- Large neck or collar size, 17 inches (43 centimeters) or more in men and 16 inches (41 centimeters) or more in women
- Large tongue, which may fall back and block the airway
- Large tonsils and adenoids that can block the airway
Other factors also may increase your risk:
4. Restless Legs Syndrome (RLS)?
This type of sleep disorder makes it difficult to stay asleep due to an almost irresistible feeling to move the legs characterized by creeping, crawling, tingling and burning sensation. This feeling do not make the affected people to have enough or deep sleep and may therefore feel tired during the day, irritable, lack focus and unable to stay too long at social function except they keep moving up and shaking their leg. RLS can either be primary or secondary, mild or severe. Medical attention should be sought to relieve the condition.
Narcolepsy is another chronic form of sleep disorders. It affects not too many people, however, it is “sleep like to be dead”. The condition itself causes dysfunction in the brain mechanisms that manage sleeping and waking—causing a person to immediately fall asleep irrespective of the ongoing activities. It can affect someone a midst a conversation, driving, walking, driving, climbing stairs, working or at the dining table etc. Most people with narpolepsy are extremely fatigued during the daytime hours, and suffer from hallucinations, muscle deterioration, sleep paralysis, and fainting.
Insomnia is the most popular form of sleep disorder that make going to sleep, staying asleep difficult; it can cause you to wake up too early and rob you of going back to bed. This usually means the inability to initiate or maintain continuous sleep.
Statistic shows that Insomnia affects nearly 40% of women and 30% of men. It affects over 50% of people over the age of 65.

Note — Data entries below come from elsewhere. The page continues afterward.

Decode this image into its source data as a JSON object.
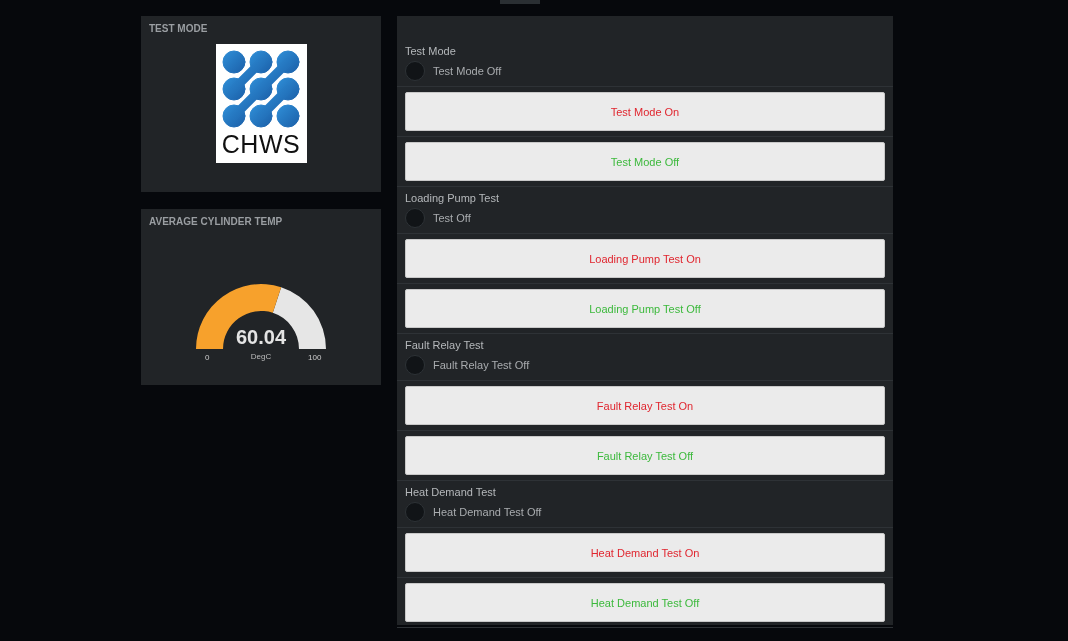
{
  "left_cards": [
    {
      "kind": "logo",
      "title": "TEST MODE",
      "logo_text": "CHWS"
    },
    {
      "kind": "gauge",
      "title": "AVERAGE CYLINDER TEMP",
      "gauge": {
        "level": 0.6004,
        "value": "60.04",
        "unit": "DegC",
        "min": "0",
        "max": "100"
      }
    }
  ],
  "controls": [
    {
      "label": "Test Mode",
      "indicator": {
        "text": "Test Mode Off",
        "on": false
      },
      "buttons": [
        {
          "label": "Test Mode On",
          "kind": "on"
        },
        {
          "label": "Test Mode Off",
          "kind": "off"
        }
      ]
    },
    {
      "label": "Loading Pump Test",
      "indicator": {
        "text": "Test Off",
        "on": false
      },
      "buttons": [
        {
          "label": "Loading Pump Test On",
          "kind": "on"
        },
        {
          "label": "Loading Pump Test Off",
          "kind": "off"
        }
      ]
    },
    {
      "label": "Fault Relay Test",
      "indicator": {
        "text": "Fault Relay Test Off",
        "on": false
      },
      "buttons": [
        {
          "label": "Fault Relay Test On",
          "kind": "on"
        },
        {
          "label": "Fault Relay Test Off",
          "kind": "off"
        }
      ]
    },
    {
      "label": "Heat Demand Test",
      "indicator": {
        "text": "Heat Demand Test Off",
        "on": false
      },
      "buttons": [
        {
          "label": "Heat Demand Test On",
          "kind": "on"
        },
        {
          "label": "Heat Demand Test Off",
          "kind": "off"
        }
      ]
    }
  ]
}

Other symptoms are;
- Non restorative night sleep.
- Tiredness and sleepiness during the day.
- Anxiety, Irritability or depression.
- Distorted attention, concentration on assignments blurred memory.
- Increased errors or accidents.
- Ongoing worries about sleep.
Insomnia in elderly people may be due to frequent arousal and reversal of sleeping hours from night to day while transient insomnia is as a result of situational stresses such as family, work, or school problems; jet lag; illness; or loss of a loved one.
Chronic Insomnia is due to stress, life events and habits that disrupt sleep, it can last longer than a month. The symptoms of insomnia rarely require confirmed diagnosis. However, acute insomnia generally does not require a sleep study for confirmed diagnosis. When it is observed that Insomnia is present for at least 6 months and there is no response to behavioral, medical, or psychiatric treatment, a sleep study will be required.
Insomnia is reputed to have a negative impact on quality of life, depriving her patient of competitive energy level, stable emotion and sound health.
What to do when you experience sleep disorders?
If you suspect that you may have a sleep disorder, discuss your symptoms with your primary care doctor. He or she can perform a physical exam and help you identify the difficulties you are having with sleep. Keeping a sleep diary for two weeks may be helpful to your doctor. Some illnesses can cause disturbed sleep, so your doctor may order tests to rule out other conditions.
If your doctor suspect that you have a sleep disorder, he or she may refer you to a sleep disorder clinic. A sleep specialist will review your symptoms and may suggest that you undergo a sleep study.